3. Do it with different emphasis. Pick one part and put a little more effort than usual into it. The overall activity may be the same, but your attention and effort can be tweaked to see what happens.
It is important to mix it up once in a while. To test yourself and see how you respond. The same interval workout could be done multiple ways. Focus on your breathing one day. Or focus on your ability to feel the pace. Emphasize running behind a teammate, or perhaps leading the group. It's not just about hitting splits.
Similarly, if you always do something the same way, test doing it a little differently. The result may not be as good today, but what you learn could help you do it better going forward.
The key to all of the above is thinking about what you are going to do before you do it.
Once a day, I recommend you pick an activity and ask yourself: "why do I do it this way?"
It is a very simple system that will slowly get you used to thinking about better about all you do.

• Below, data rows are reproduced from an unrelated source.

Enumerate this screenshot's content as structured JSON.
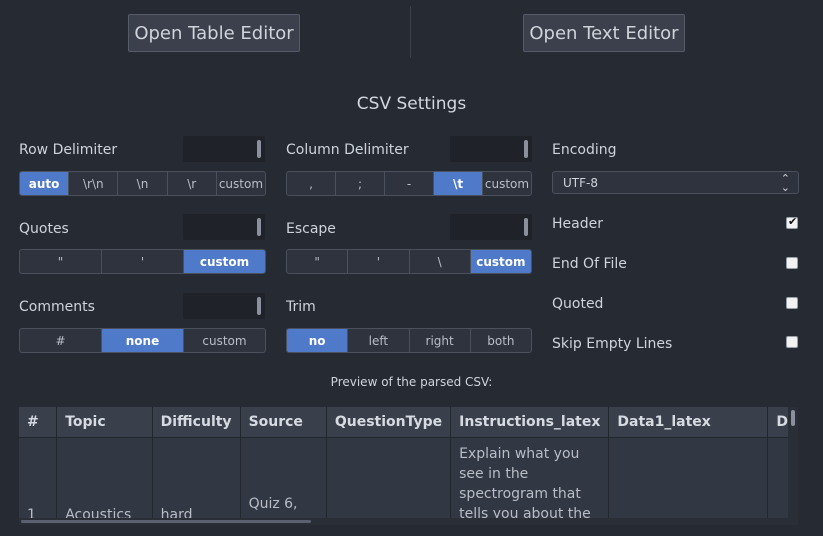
{
  "toolbar": {
    "open_table_editor": "Open Table Editor",
    "open_text_editor": "Open Text Editor"
  },
  "settings": {
    "title": "CSV Settings",
    "row_delimiter": {
      "label": "Row Delimiter",
      "options": [
        "auto",
        "\\r\\n",
        "\\n",
        "\\r",
        "custom"
      ],
      "selected": "auto"
    },
    "column_delimiter": {
      "label": "Column Delimiter",
      "options": [
        ",",
        ";",
        "-",
        "\\t",
        "custom"
      ],
      "selected": "\\t"
    },
    "quotes": {
      "label": "Quotes",
      "options": [
        "\"",
        "'",
        "custom"
      ],
      "selected": "custom"
    },
    "escape": {
      "label": "Escape",
      "options": [
        "\"",
        "'",
        "\\",
        "custom"
      ],
      "selected": "custom"
    },
    "comments": {
      "label": "Comments",
      "options": [
        "#",
        "none",
        "custom"
      ],
      "selected": "none"
    },
    "trim": {
      "label": "Trim",
      "options": [
        "no",
        "left",
        "right",
        "both"
      ],
      "selected": "no"
    },
    "encoding": {
      "label": "Encoding",
      "value": "UTF-8",
      "arrows_icon": "chevron-up-down-icon"
    },
    "header": {
      "label": "Header",
      "checked": true
    },
    "end_of_file": {
      "label": "End Of File",
      "checked": false
    },
    "quoted": {
      "label": "Quoted",
      "checked": false
    },
    "skip_empty_lines": {
      "label": "Skip Empty Lines",
      "checked": false
    }
  },
  "preview": {
    "label": "Preview of the parsed CSV:",
    "columns": [
      "#",
      "Topic",
      "Difficulty",
      "Source",
      "QuestionType",
      "Instructions_latex",
      "Data1_latex",
      "D"
    ],
    "rows": [
      [
        "1",
        "Acoustics",
        "hard",
        "Quiz 6,",
        "",
        "Explain what you see in the spectrogram that tells you about the",
        "",
        ""
      ]
    ]
  },
  "colors": {
    "background": "#262a33",
    "accent": "#4f79c9"
  }
}
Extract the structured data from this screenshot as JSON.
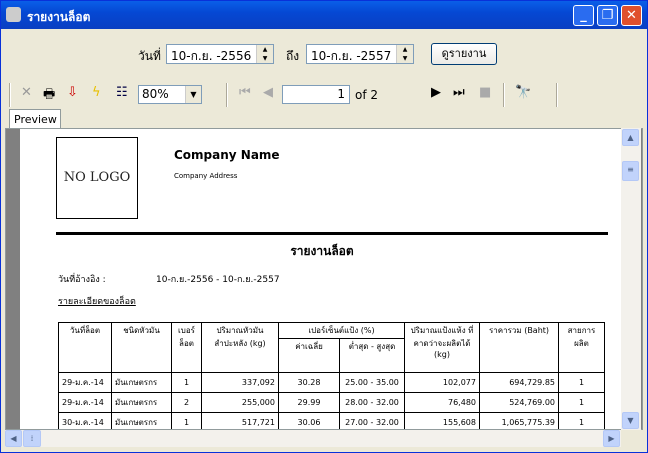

Executing better starts with thinking better. Better thoughts drive better expectations. Better expectations lead to more accurate priorities. Better priorities lead to more purposeful action.
And the best thing is: we don't have to overhaul everything we're doing. We can optimize it and worry about changing it when we've gotten everything possible out of it.
Again, the easiest way to get better is to think better. But that necessarily implies thinking differently.
So here are three questions for you:
Question #1: Do you believe it is possible to think better about your training (or your classes, or your job, or your relationship)?
I assure you it is. In fact, it's relatively easy. You can change your mind much faster than you can change your body!
But if you don't ever consider it, you may miss the opportunity.
Question #2: What resources do you have to improve how you think?
There are tons of them out there. Your coach, your teammates, and your mentors are all wonderful resources. Books, websites, and online courses abound.
My book, Make the Leap, is just one of them. But unlike most, it was written specifically to accomplish this goal. You don't have to figure out what part matters. I've done that work for you.
Question #3: How different are you willing to be?
Different doesn't just happen. You have to make it happen.
Whatever resource you choose, invest in it, engage with it, take what you need from it, and then apply it.
Before you go and make some drastic change to your plan, a difference that will upend many aspects of your life, start with something a little simpler, a little easier, and a little less disruptive.
Start with thinking better and executing differently. See where that takes you first.
Want to learn more?
- Read the Introduction to Make the Leap here on the blog.
- Then sign up to my Think Better newsletter and get Chapter One: What is a "Leap?" for FREE.
Or if you are ready to think better, train better, and make the leap, Buy the book today!